TASK INSTRUCTIONS
Among the lines below, copy each one in which "BAÑO" appears.

/---

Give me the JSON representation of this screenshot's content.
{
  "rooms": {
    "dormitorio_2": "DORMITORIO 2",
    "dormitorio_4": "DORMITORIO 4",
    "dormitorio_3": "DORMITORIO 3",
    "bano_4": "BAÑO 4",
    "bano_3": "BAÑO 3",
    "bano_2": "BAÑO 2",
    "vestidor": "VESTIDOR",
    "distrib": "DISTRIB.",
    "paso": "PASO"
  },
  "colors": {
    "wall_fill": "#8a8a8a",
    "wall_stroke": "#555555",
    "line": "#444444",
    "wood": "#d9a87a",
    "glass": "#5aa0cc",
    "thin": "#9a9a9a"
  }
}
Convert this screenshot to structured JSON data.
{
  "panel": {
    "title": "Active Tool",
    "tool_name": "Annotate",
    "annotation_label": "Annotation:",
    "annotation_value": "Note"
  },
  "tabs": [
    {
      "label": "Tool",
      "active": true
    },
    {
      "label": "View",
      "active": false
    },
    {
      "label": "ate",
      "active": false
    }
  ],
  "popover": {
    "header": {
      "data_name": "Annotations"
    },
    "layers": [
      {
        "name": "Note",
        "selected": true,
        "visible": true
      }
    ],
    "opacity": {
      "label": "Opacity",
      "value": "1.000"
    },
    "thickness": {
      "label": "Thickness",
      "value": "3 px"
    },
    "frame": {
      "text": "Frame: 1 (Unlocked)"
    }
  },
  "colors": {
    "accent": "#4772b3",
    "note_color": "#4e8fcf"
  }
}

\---

RESULT OF THIS EXERCISE
    "bano_4": "BAÑO 4",
    "bano_3": "BAÑO 3",
    "bano_2": "BAÑO 2",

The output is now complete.